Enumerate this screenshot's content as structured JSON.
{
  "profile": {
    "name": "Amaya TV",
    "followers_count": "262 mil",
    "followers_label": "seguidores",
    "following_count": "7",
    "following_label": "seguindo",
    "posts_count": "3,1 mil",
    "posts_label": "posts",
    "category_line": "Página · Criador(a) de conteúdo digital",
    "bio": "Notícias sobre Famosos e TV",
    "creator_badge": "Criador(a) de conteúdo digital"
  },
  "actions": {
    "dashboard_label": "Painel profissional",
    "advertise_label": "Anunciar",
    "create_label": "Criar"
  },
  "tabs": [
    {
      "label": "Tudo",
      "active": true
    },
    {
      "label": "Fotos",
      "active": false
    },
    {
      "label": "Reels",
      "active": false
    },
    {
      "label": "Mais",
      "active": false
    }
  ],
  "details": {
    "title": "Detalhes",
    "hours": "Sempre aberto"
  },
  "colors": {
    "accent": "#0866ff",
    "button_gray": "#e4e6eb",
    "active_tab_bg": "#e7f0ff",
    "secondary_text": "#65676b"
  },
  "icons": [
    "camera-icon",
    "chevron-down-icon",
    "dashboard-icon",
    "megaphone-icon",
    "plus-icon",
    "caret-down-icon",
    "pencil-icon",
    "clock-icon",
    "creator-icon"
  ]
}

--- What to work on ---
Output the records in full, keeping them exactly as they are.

--- Answer space ---
Enumerate this screenshot's content as structured JSON.
{
  "profile": {
    "name": "Amaya TV",
    "followers_count": "262 mil",
    "followers_label": "seguidores",
    "following_count": "7",
    "following_label": "seguindo",
    "posts_count": "3,1 mil",
    "posts_label": "posts",
    "category_line": "Página · Criador(a) de conteúdo digital",
    "bio": "Notícias sobre Famosos e TV",
    "creator_badge": "Criador(a) de conteúdo digital"
  },
  "actions": {
    "dashboard_label": "Painel profissional",
    "advertise_label": "Anunciar",
    "create_label": "Criar"
  },
  "tabs": [
    {
      "label": "Tudo",
      "active": true
    },
    {
      "label": "Fotos",
      "active": false
    },
    {
      "label": "Reels",
      "active": false
    },
    {
      "label": "Mais",
      "active": false
    }
  ],
  "details": {
    "title": "Detalhes",
    "hours": "Sempre aberto"
  },
  "colors": {
    "accent": "#0866ff",
    "button_gray": "#e4e6eb",
    "active_tab_bg": "#e7f0ff",
    "secondary_text": "#65676b"
  },
  "icons": [
    "camera-icon",
    "chevron-down-icon",
    "dashboard-icon",
    "megaphone-icon",
    "plus-icon",
    "caret-down-icon",
    "pencil-icon",
    "clock-icon",
    "creator-icon"
  ]
}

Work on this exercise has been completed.